WORK INSTRUCTIONS: Scan the listing below for the word "iconName", then copy each line that has it.

DATA Start Marker

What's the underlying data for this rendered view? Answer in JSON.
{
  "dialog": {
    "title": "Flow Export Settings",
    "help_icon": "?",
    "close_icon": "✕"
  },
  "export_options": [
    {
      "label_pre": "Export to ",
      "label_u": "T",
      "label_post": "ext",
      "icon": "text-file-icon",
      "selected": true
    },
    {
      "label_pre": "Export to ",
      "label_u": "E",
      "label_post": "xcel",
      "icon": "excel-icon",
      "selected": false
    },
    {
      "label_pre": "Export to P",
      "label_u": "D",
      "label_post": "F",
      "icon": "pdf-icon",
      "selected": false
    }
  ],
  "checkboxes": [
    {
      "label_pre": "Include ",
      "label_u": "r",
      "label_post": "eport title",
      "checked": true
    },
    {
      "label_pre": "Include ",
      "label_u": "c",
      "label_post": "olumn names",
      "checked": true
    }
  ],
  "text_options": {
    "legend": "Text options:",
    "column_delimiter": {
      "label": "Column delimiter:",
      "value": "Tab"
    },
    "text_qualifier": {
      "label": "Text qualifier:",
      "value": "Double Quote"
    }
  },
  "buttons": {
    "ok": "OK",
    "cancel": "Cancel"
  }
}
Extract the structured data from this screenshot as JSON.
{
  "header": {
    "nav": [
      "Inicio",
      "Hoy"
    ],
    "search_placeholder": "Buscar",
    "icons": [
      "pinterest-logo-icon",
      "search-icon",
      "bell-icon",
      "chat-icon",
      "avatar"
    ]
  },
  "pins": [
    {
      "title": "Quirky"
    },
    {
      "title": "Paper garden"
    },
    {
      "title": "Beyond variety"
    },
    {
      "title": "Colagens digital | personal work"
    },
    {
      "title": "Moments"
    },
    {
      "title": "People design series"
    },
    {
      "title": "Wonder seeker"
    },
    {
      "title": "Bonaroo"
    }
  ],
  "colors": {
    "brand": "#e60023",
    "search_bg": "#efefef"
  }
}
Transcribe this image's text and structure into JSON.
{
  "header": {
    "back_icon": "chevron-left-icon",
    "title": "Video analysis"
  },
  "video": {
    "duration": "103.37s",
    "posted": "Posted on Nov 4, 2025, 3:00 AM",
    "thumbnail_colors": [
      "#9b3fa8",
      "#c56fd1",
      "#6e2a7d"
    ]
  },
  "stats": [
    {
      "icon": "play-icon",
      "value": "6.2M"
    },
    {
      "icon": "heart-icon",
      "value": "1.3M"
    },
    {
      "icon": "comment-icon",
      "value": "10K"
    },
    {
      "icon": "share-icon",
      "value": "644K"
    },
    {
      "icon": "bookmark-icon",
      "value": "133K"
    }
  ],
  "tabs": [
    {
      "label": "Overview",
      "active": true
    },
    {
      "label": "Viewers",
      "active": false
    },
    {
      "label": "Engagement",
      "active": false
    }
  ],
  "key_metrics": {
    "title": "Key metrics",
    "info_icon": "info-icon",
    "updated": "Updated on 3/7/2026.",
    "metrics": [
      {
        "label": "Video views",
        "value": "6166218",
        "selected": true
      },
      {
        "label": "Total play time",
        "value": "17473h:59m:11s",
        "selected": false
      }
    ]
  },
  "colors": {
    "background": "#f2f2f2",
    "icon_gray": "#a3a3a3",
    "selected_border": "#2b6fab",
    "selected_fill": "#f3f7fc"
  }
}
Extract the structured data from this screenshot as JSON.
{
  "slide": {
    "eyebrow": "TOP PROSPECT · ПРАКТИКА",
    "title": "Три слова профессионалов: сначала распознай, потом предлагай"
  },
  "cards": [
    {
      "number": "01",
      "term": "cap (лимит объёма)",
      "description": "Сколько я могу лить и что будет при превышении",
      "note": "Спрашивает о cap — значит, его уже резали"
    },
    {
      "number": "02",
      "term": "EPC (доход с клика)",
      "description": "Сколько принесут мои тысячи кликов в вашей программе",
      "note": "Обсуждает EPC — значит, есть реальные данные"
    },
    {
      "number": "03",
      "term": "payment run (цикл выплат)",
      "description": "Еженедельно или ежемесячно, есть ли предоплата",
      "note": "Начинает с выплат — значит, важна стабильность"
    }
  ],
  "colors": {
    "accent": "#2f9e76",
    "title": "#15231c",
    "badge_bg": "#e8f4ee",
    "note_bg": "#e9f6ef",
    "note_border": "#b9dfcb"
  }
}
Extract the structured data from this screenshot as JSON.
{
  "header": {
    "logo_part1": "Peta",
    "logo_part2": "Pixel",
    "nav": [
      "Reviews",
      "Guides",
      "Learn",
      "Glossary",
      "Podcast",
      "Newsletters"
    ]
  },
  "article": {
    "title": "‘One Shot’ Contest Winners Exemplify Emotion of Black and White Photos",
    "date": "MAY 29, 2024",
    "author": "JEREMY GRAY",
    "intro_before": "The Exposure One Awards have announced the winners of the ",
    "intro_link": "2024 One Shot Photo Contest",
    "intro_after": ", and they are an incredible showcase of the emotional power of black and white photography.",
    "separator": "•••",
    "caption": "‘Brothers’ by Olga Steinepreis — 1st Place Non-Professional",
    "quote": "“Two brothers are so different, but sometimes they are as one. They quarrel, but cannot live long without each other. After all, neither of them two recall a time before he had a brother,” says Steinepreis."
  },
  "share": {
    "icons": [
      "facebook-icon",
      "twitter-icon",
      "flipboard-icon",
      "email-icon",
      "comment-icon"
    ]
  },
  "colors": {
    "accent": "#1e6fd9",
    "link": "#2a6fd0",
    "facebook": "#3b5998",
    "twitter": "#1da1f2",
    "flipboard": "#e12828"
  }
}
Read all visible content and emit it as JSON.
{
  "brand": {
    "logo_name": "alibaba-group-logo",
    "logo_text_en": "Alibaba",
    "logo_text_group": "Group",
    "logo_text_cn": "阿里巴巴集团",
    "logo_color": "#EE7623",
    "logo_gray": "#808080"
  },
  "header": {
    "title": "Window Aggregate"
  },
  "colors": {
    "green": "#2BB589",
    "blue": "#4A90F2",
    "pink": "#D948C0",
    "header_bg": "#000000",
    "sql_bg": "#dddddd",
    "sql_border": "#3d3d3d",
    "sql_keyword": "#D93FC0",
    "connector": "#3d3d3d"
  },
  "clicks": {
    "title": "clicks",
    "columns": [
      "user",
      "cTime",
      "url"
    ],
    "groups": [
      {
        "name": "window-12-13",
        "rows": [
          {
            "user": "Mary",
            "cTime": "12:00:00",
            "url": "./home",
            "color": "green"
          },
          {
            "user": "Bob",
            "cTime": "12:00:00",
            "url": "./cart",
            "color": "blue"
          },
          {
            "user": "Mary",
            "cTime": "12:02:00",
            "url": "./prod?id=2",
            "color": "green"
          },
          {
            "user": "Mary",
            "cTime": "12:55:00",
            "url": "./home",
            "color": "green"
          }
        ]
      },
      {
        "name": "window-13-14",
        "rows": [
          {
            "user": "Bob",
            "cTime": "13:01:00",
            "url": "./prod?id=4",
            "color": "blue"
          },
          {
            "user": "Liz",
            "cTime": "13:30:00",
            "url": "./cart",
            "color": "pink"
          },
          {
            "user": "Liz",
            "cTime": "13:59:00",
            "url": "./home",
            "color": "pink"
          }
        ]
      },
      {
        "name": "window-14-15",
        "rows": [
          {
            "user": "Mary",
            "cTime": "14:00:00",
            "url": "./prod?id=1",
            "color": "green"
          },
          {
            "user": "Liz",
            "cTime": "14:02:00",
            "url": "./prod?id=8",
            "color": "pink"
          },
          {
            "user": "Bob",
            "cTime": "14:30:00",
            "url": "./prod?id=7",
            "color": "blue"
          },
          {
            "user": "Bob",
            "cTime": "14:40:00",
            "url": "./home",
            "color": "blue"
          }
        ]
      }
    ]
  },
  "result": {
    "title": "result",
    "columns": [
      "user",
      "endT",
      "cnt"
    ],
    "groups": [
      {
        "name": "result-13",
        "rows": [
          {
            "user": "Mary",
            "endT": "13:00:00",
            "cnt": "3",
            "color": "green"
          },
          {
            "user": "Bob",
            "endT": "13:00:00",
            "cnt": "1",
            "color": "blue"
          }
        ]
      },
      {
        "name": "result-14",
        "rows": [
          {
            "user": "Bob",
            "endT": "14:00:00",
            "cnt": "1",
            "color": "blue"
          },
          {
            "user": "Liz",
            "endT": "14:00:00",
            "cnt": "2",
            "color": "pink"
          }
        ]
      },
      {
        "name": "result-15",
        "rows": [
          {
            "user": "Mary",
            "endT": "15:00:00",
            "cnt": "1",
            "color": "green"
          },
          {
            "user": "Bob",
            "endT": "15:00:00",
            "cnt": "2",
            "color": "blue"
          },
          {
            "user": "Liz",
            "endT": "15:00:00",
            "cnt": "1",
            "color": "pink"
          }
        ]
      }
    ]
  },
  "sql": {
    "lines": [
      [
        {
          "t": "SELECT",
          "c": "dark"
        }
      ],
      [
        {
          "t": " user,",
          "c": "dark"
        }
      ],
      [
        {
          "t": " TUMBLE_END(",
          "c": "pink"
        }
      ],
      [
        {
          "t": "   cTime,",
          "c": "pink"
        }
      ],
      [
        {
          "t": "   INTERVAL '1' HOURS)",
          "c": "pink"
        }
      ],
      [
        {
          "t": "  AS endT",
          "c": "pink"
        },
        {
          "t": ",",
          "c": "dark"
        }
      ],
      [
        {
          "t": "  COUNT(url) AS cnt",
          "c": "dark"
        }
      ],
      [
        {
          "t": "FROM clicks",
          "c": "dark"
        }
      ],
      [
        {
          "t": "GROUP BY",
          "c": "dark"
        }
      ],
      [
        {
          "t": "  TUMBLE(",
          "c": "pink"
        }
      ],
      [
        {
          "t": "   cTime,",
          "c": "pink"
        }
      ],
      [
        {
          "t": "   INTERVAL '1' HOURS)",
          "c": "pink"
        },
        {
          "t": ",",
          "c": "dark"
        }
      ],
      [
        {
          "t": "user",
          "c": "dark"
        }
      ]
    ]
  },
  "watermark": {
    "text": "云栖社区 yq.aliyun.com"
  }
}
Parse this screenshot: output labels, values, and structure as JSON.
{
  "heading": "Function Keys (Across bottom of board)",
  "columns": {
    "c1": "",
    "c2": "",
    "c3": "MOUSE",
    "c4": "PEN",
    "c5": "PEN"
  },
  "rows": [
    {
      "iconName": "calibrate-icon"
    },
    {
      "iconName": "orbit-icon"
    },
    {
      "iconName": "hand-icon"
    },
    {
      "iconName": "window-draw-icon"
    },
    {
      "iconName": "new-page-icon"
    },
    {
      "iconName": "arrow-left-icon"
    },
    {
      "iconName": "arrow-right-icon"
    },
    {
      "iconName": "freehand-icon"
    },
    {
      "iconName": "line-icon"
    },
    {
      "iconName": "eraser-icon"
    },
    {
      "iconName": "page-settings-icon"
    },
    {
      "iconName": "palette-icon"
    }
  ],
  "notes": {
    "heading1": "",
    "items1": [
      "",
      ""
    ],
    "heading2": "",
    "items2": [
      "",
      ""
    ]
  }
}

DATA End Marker

REPLY:
      "iconName": "calibrate-icon"
      "iconName": "orbit-icon"
      "iconName": "hand-icon"
      "iconName": "window-draw-icon"
      "iconName": "new-page-icon"
      "iconName": "arrow-left-icon"
      "iconName": "arrow-right-icon"
      "iconName": "freehand-icon"
      "iconName": "line-icon"
      "iconName": "eraser-icon"
      "iconName": "page-settings-icon"
      "iconName": "palette-icon"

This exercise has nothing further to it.